*** Opening of Data shown ***
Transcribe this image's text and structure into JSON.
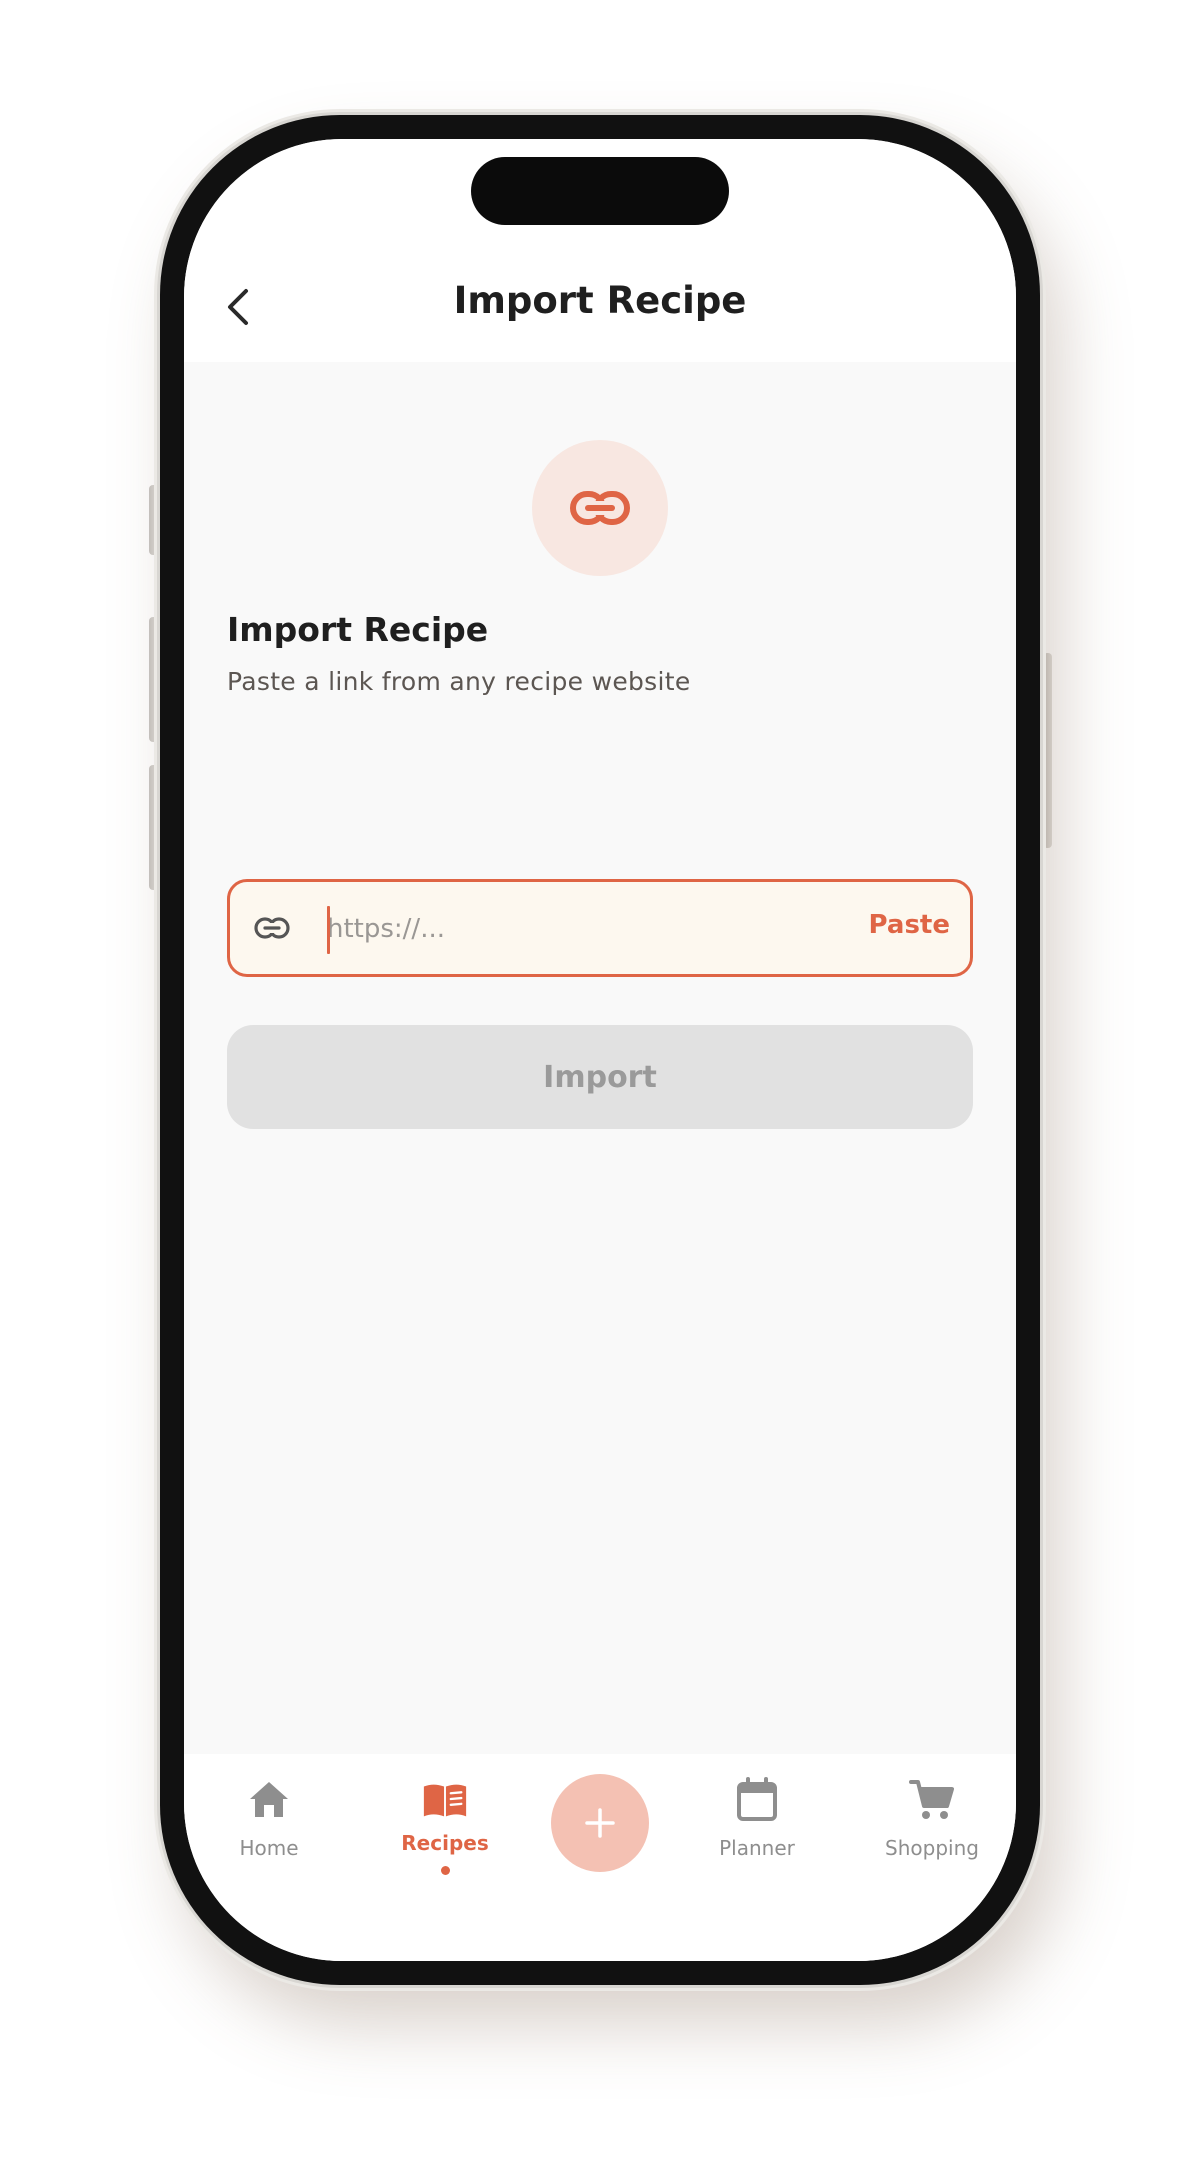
{
  "header": {
    "title": "Import Recipe",
    "back_icon": "chevron-left-icon"
  },
  "import": {
    "badge_icon": "link-icon",
    "title": "Import Recipe",
    "subtitle": "Paste a link from any recipe website",
    "url_input": {
      "value": "",
      "placeholder": "https://...",
      "icon": "link-icon"
    },
    "paste_label": "Paste",
    "import_label": "Import"
  },
  "nav": {
    "items": [
      {
        "label": "Home",
        "icon": "home-icon",
        "active": false
      },
      {
        "label": "Recipes",
        "icon": "recipe-book-icon",
        "active": true
      },
      {
        "label": "Planner",
        "icon": "calendar-icon",
        "active": false
      },
      {
        "label": "Shopping",
        "icon": "shopping-cart-icon",
        "active": false
      }
    ],
    "fab_icon": "plus-icon"
  },
  "colors": {
    "accent": "#df6545",
    "accent_soft": "#f8e7e1",
    "fab": "#f4c1b3",
    "field_bg": "#fdf8ef",
    "disabled_button": "#e1e1e1",
    "inactive_nav": "#8e8e8e"
  }
}
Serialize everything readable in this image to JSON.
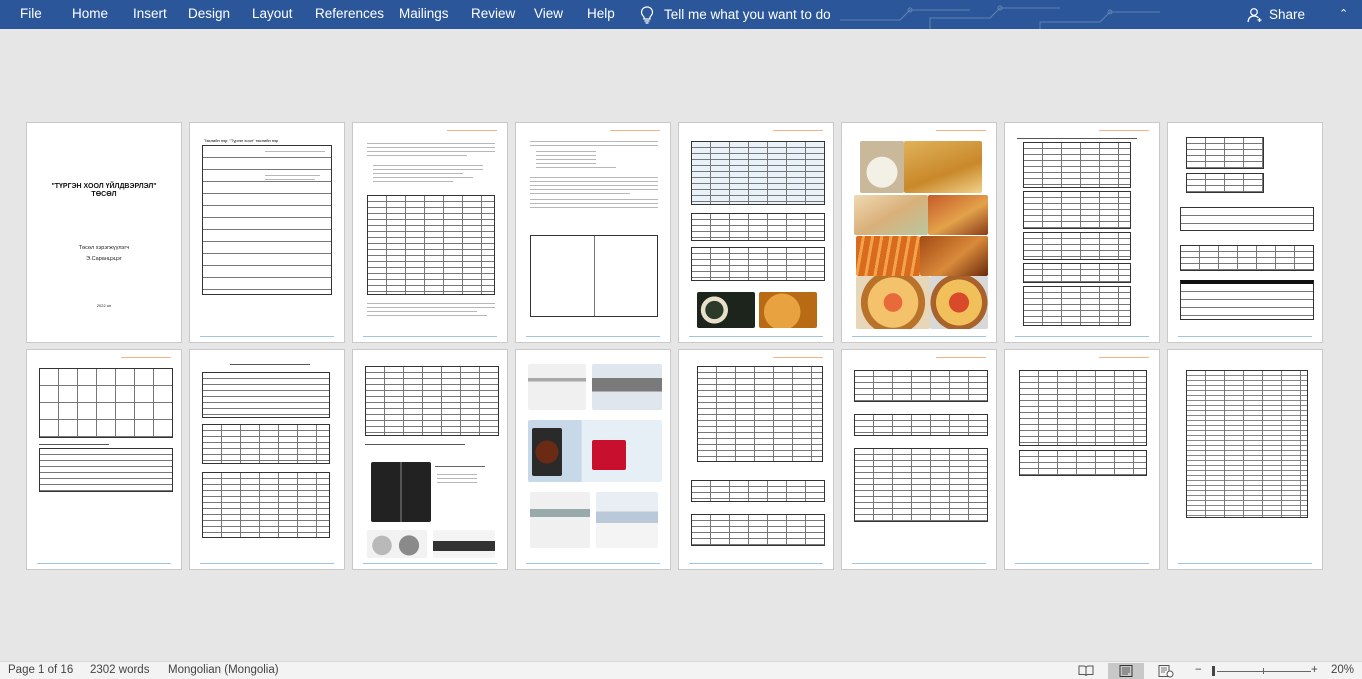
{
  "ribbon": {
    "tabs": [
      "File",
      "Home",
      "Insert",
      "Design",
      "Layout",
      "References",
      "Mailings",
      "Review",
      "View",
      "Help"
    ],
    "tell_me": "Tell me what you want to do",
    "share": "Share",
    "icons": {
      "tell_me": "lightbulb-icon",
      "share": "person-icon",
      "collapse": "chevron-up-icon"
    },
    "colors": {
      "ribbon_bg": "#2b579a",
      "ribbon_text": "#ffffff"
    }
  },
  "document": {
    "cover": {
      "title_line1": "\"ТҮРГЭН ХООЛ ҮЙЛДВЭРЛЭЛ\"",
      "title_line2": "ТӨСӨЛ",
      "author_role": "Төсөл хэрэгжүүлэгч",
      "author_name": "Э.Саранцэцэг",
      "year": "2022 он"
    },
    "page2_title": "Төслийн нэр: \"Түргэн хоол\" төслийн нэр"
  },
  "status": {
    "page": "Page 1 of 16",
    "words": "2302 words",
    "language": "Mongolian (Mongolia)",
    "zoom": "20%",
    "zoom_minus": "−",
    "zoom_plus": "+",
    "zoom_level": 0.2
  }
}
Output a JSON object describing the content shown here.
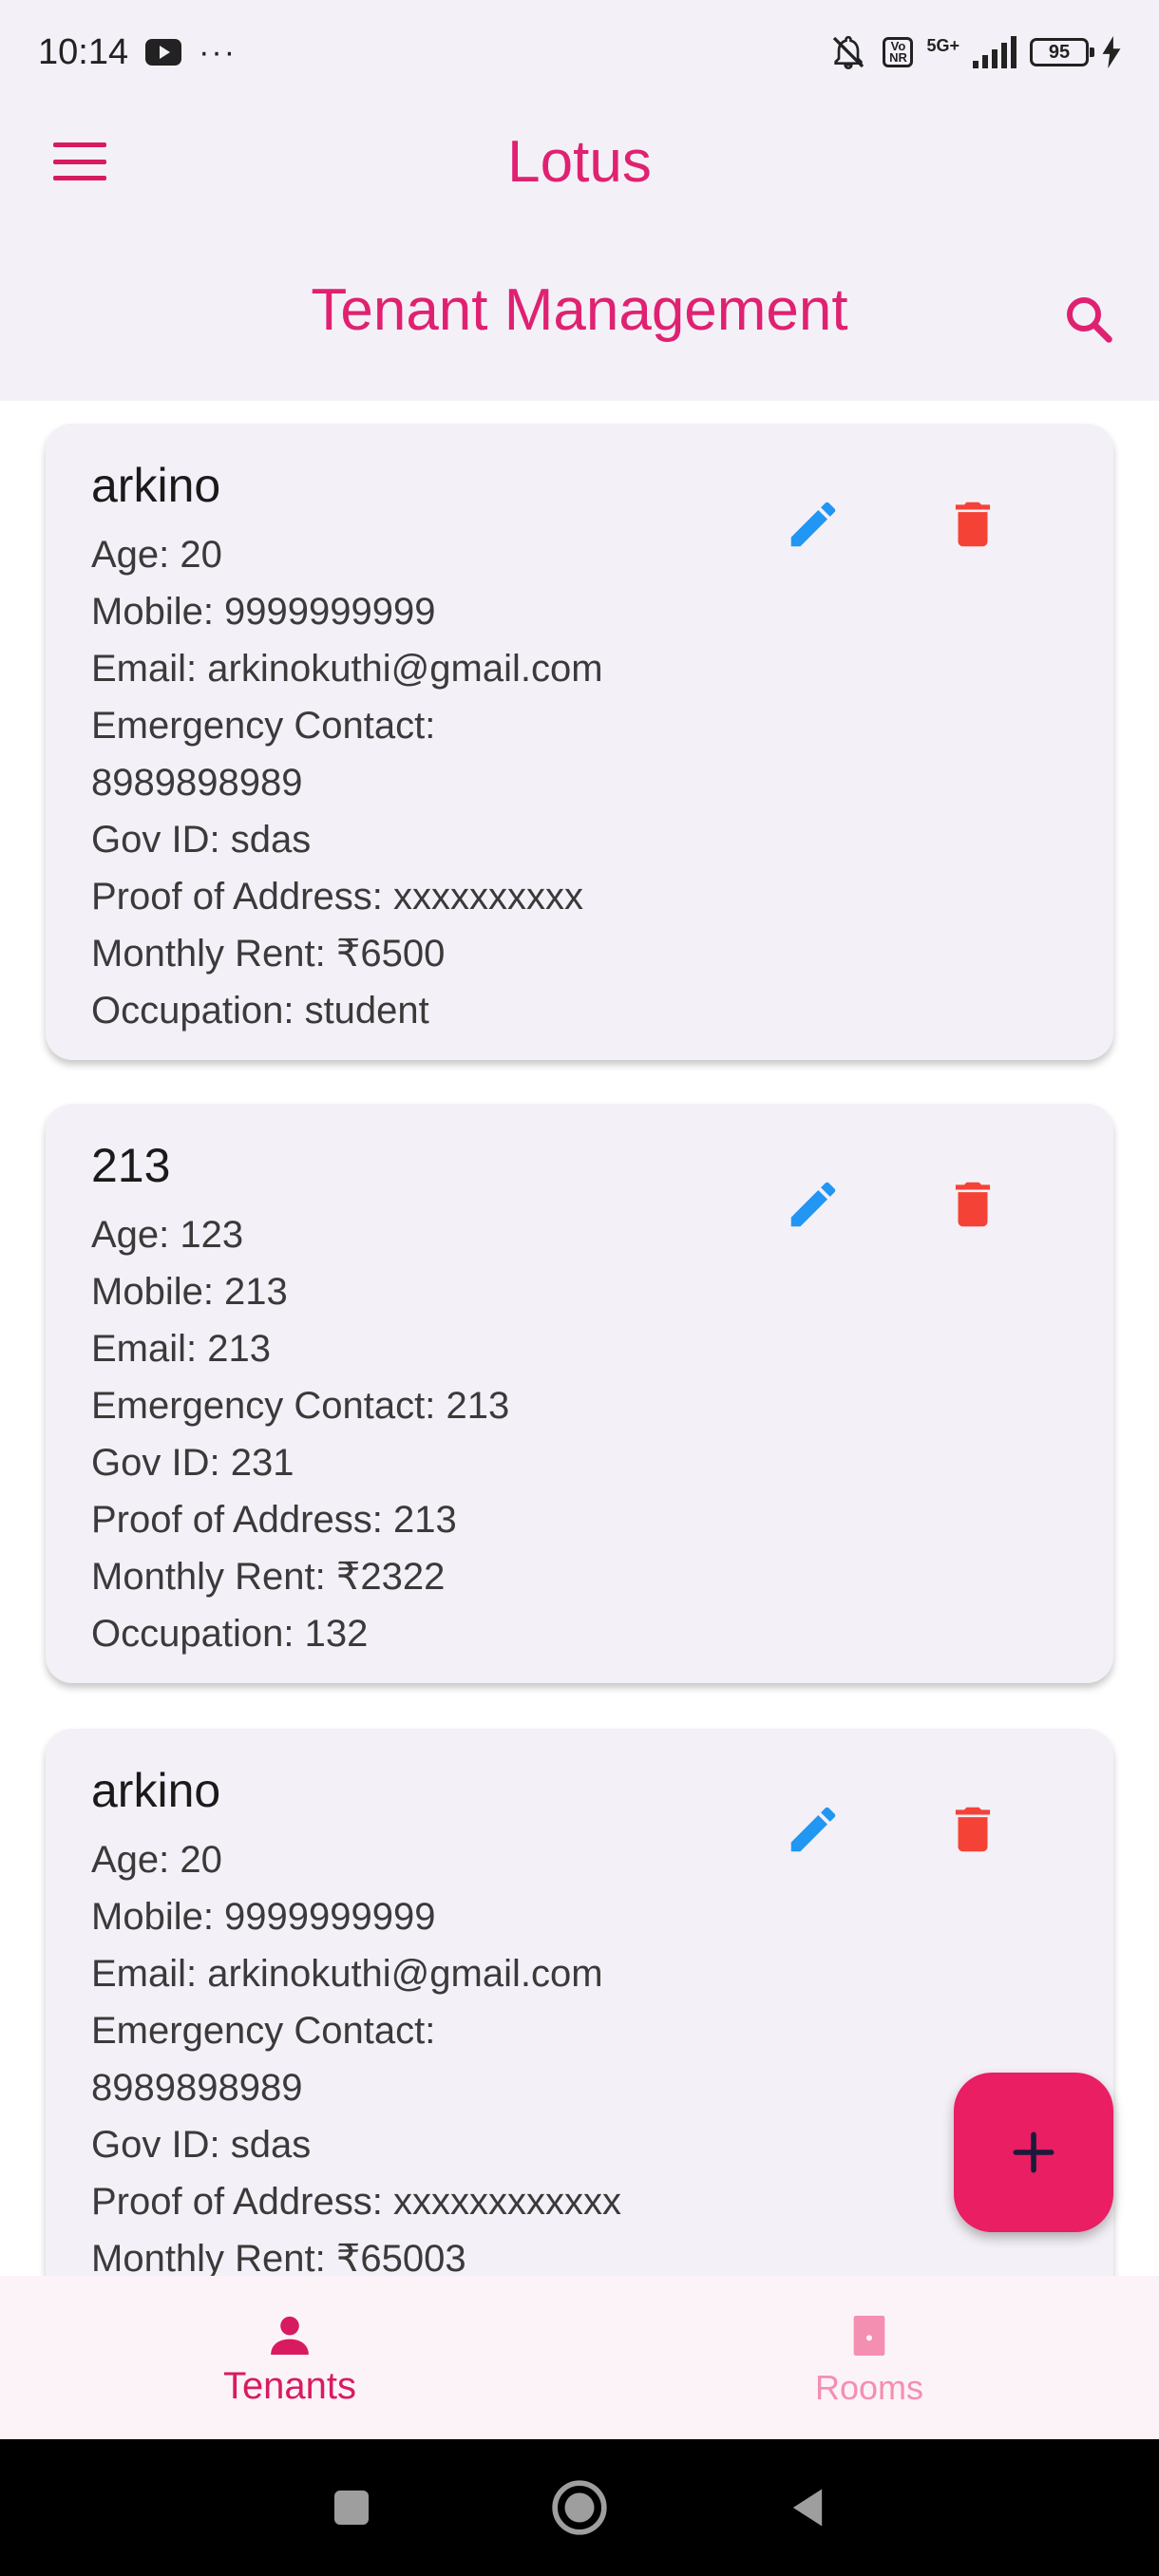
{
  "status_bar": {
    "time": "10:14",
    "overflow": "···",
    "battery": "95",
    "network": "5G+",
    "icons": [
      "youtube-icon",
      "mute-icon",
      "volte-icon",
      "signal-icon",
      "battery-icon",
      "charging-icon"
    ]
  },
  "app_bar": {
    "title": "Lotus",
    "menu_icon": "menu-icon"
  },
  "page": {
    "title": "Tenant Management",
    "search_icon": "search-icon"
  },
  "tenants": [
    {
      "name": "arkino",
      "lines": [
        "Age: 20",
        "Mobile: 9999999999",
        "Email: arkinokuthi@gmail.com",
        "Emergency Contact:",
        "8989898989",
        "Gov ID: sdas",
        "Proof of Address: xxxxxxxxxx",
        "Monthly Rent: ₹6500",
        "Occupation: student"
      ]
    },
    {
      "name": "213",
      "lines": [
        "Age: 123",
        "Mobile: 213",
        "Email: 213",
        "Emergency Contact: 213",
        "Gov ID: 231",
        "Proof of Address: 213",
        "Monthly Rent: ₹2322",
        "Occupation: 132"
      ]
    },
    {
      "name": "arkino",
      "lines": [
        "Age: 20",
        "Mobile: 9999999999",
        "Email: arkinokuthi@gmail.com",
        "Emergency Contact:",
        "8989898989",
        "Gov ID: sdas",
        "Proof of Address: xxxxxxxxxxxx",
        "Monthly Rent: ₹65003"
      ]
    }
  ],
  "fab": {
    "icon": "plus-icon"
  },
  "bottom_nav": {
    "items": [
      {
        "label": "Tenants",
        "icon": "person-icon",
        "active": true
      },
      {
        "label": "Rooms",
        "icon": "door-icon",
        "active": false
      }
    ]
  },
  "colors": {
    "accent": "#e02171",
    "edit": "#2196f3",
    "delete": "#f44336",
    "fab": "#e91e63"
  }
}
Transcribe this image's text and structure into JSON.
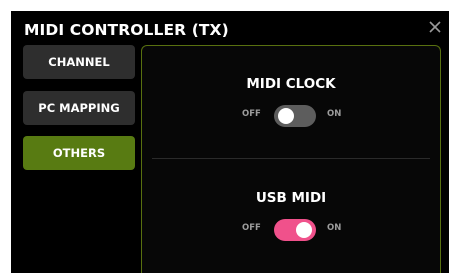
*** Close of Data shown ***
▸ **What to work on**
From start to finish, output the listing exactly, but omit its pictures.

▸ **Expected output**
Transcribe this image's text and structure into JSON.
{
  "header": {
    "title": "Import Recipe",
    "back_icon": "chevron-left-icon"
  },
  "import": {
    "badge_icon": "link-icon",
    "title": "Import Recipe",
    "subtitle": "Paste a link from any recipe website",
    "url_input": {
      "value": "",
      "placeholder": "https://...",
      "icon": "link-icon"
    },
    "paste_label": "Paste",
    "import_label": "Import"
  },
  "nav": {
    "items": [
      {
        "label": "Home",
        "icon": "home-icon",
        "active": false
      },
      {
        "label": "Recipes",
        "icon": "recipe-book-icon",
        "active": true
      },
      {
        "label": "Planner",
        "icon": "calendar-icon",
        "active": false
      },
      {
        "label": "Shopping",
        "icon": "shopping-cart-icon",
        "active": false
      }
    ],
    "fab_icon": "plus-icon"
  },
  "colors": {
    "accent": "#df6545",
    "accent_soft": "#f8e7e1",
    "fab": "#f4c1b3",
    "field_bg": "#fdf8ef",
    "disabled_button": "#e1e1e1",
    "inactive_nav": "#8e8e8e"
  }
}
Serialize everything readable in this image to JSON.
{
  "ribbon": {
    "tabs": [
      "File",
      "Home",
      "Insert",
      "Design",
      "Layout",
      "References",
      "Mailings",
      "Review",
      "View",
      "Help"
    ],
    "tell_me": "Tell me what you want to do",
    "share": "Share",
    "icons": {
      "tell_me": "lightbulb-icon",
      "share": "person-icon",
      "collapse": "chevron-up-icon"
    },
    "colors": {
      "ribbon_bg": "#2b579a",
      "ribbon_text": "#ffffff"
    }
  },
  "document": {
    "cover": {
      "title_line1": "\"ТҮРГЭН ХООЛ ҮЙЛДВЭРЛЭЛ\"",
      "title_line2": "ТӨСӨЛ",
      "author_role": "Төсөл хэрэгжүүлэгч",
      "author_name": "Э.Саранцэцэг",
      "year": "2022 он"
    },
    "page2_title": "Төслийн нэр: \"Түргэн хоол\" төслийн нэр"
  },
  "status": {
    "page": "Page 1 of 16",
    "words": "2302 words",
    "language": "Mongolian (Mongolia)",
    "zoom": "20%",
    "zoom_minus": "−",
    "zoom_plus": "+",
    "zoom_level": 0.2
  }
}
Output a JSON object describing the content shown here.
{
  "status_bar": {
    "time": "10:14",
    "overflow": "···",
    "battery": "95",
    "network": "5G+",
    "icons": [
      "youtube-icon",
      "mute-icon",
      "volte-icon",
      "signal-icon",
      "battery-icon",
      "charging-icon"
    ]
  },
  "app_bar": {
    "title": "Lotus",
    "menu_icon": "menu-icon"
  },
  "page": {
    "title": "Tenant Management",
    "search_icon": "search-icon"
  },
  "tenants": [
    {
      "name": "arkino",
      "lines": [
        "Age: 20",
        "Mobile: 9999999999",
        "Email: arkinokuthi@gmail.com",
        "Emergency Contact:",
        "8989898989",
        "Gov ID: sdas",
        "Proof of Address: xxxxxxxxxx",
        "Monthly Rent: ₹6500",
        "Occupation: student"
      ]
    },
    {
      "name": "213",
      "lines": [
        "Age: 123",
        "Mobile: 213",
        "Email: 213",
        "Emergency Contact: 213",
        "Gov ID: 231",
        "Proof of Address: 213",
        "Monthly Rent: ₹2322",
        "Occupation: 132"
      ]
    },
    {
      "name": "arkino",
      "lines": [
        "Age: 20",
        "Mobile: 9999999999",
        "Email: arkinokuthi@gmail.com",
        "Emergency Contact:",
        "8989898989",
        "Gov ID: sdas",
        "Proof of Address: xxxxxxxxxxxx",
        "Monthly Rent: ₹65003"
      ]
    }
  ],
  "fab": {
    "icon": "plus-icon"
  },
  "bottom_nav": {
    "items": [
      {
        "label": "Tenants",
        "icon": "person-icon",
        "active": true
      },
      {
        "label": "Rooms",
        "icon": "door-icon",
        "active": false
      }
    ]
  },
  "colors": {
    "accent": "#e02171",
    "edit": "#2196f3",
    "delete": "#f44336",
    "fab": "#e91e63"
  }
}
Transcribe this image's text and structure into JSON.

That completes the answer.